Your answer should be the entries, repeated exactly.

* **DATA FOR THIS EXERCISE**
*** Begin section ***

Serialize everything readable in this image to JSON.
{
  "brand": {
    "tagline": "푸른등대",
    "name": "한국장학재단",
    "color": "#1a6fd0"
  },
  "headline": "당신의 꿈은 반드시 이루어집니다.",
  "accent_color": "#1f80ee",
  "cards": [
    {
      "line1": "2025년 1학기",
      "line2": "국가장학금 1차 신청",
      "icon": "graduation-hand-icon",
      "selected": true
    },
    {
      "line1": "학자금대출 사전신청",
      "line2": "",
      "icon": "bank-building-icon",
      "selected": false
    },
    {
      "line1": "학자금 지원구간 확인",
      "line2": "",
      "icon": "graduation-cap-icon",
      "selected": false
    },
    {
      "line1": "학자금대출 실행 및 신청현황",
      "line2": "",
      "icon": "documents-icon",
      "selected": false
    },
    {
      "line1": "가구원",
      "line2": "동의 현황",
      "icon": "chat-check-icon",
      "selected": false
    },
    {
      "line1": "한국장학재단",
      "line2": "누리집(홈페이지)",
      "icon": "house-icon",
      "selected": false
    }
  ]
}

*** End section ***

* **RESPONSE BOX**
Serialize everything readable in this image to JSON.
{
  "brand": {
    "tagline": "푸른등대",
    "name": "한국장학재단",
    "color": "#1a6fd0"
  },
  "headline": "당신의 꿈은 반드시 이루어집니다.",
  "accent_color": "#1f80ee",
  "cards": [
    {
      "line1": "2025년 1학기",
      "line2": "국가장학금 1차 신청",
      "icon": "graduation-hand-icon",
      "selected": true
    },
    {
      "line1": "학자금대출 사전신청",
      "line2": "",
      "icon": "bank-building-icon",
      "selected": false
    },
    {
      "line1": "학자금 지원구간 확인",
      "line2": "",
      "icon": "graduation-cap-icon",
      "selected": false
    },
    {
      "line1": "학자금대출 실행 및 신청현황",
      "line2": "",
      "icon": "documents-icon",
      "selected": false
    },
    {
      "line1": "가구원",
      "line2": "동의 현황",
      "icon": "chat-check-icon",
      "selected": false
    },
    {
      "line1": "한국장학재단",
      "line2": "누리집(홈페이지)",
      "icon": "house-icon",
      "selected": false
    }
  ]
}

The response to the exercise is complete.